» What you should do
Once you have read the records below, write them all out exactly as given.

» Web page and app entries
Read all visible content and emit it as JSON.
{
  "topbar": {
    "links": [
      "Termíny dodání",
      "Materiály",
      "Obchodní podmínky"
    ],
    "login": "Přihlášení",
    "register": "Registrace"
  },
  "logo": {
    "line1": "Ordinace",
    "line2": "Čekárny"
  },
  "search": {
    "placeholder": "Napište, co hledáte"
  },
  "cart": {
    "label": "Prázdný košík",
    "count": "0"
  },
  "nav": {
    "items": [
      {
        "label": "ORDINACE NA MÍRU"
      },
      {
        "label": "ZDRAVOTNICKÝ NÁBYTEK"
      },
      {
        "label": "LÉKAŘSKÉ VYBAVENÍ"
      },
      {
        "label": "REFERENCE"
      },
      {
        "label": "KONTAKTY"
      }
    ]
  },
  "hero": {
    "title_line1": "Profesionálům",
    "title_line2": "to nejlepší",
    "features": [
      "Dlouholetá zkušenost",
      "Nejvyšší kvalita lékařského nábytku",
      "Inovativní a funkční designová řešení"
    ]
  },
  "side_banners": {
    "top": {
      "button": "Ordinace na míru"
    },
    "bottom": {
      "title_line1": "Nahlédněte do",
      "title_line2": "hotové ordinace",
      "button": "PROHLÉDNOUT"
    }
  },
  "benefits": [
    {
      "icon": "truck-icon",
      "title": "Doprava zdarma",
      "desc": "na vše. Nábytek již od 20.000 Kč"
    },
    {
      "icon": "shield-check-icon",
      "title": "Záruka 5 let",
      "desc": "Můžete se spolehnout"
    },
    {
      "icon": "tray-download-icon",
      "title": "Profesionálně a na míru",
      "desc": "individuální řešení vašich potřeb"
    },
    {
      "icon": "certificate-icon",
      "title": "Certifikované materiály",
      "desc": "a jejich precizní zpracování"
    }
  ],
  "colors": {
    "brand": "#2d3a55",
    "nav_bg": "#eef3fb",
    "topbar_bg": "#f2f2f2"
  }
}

» Solved exercise
Read all visible content and emit it as JSON.
{
  "topbar": {
    "links": [
      "Termíny dodání",
      "Materiály",
      "Obchodní podmínky"
    ],
    "login": "Přihlášení",
    "register": "Registrace"
  },
  "logo": {
    "line1": "Ordinace",
    "line2": "Čekárny"
  },
  "search": {
    "placeholder": "Napište, co hledáte"
  },
  "cart": {
    "label": "Prázdný košík",
    "count": "0"
  },
  "nav": {
    "items": [
      {
        "label": "ORDINACE NA MÍRU"
      },
      {
        "label": "ZDRAVOTNICKÝ NÁBYTEK"
      },
      {
        "label": "LÉKAŘSKÉ VYBAVENÍ"
      },
      {
        "label": "REFERENCE"
      },
      {
        "label": "KONTAKTY"
      }
    ]
  },
  "hero": {
    "title_line1": "Profesionálům",
    "title_line2": "to nejlepší",
    "features": [
      "Dlouholetá zkušenost",
      "Nejvyšší kvalita lékařského nábytku",
      "Inovativní a funkční designová řešení"
    ]
  },
  "side_banners": {
    "top": {
      "button": "Ordinace na míru"
    },
    "bottom": {
      "title_line1": "Nahlédněte do",
      "title_line2": "hotové ordinace",
      "button": "PROHLÉDNOUT"
    }
  },
  "benefits": [
    {
      "icon": "truck-icon",
      "title": "Doprava zdarma",
      "desc": "na vše. Nábytek již od 20.000 Kč"
    },
    {
      "icon": "shield-check-icon",
      "title": "Záruka 5 let",
      "desc": "Můžete se spolehnout"
    },
    {
      "icon": "tray-download-icon",
      "title": "Profesionálně a na míru",
      "desc": "individuální řešení vašich potřeb"
    },
    {
      "icon": "certificate-icon",
      "title": "Certifikované materiály",
      "desc": "a jejich precizní zpracování"
    }
  ],
  "colors": {
    "brand": "#2d3a55",
    "nav_bg": "#eef3fb",
    "topbar_bg": "#f2f2f2"
  }
}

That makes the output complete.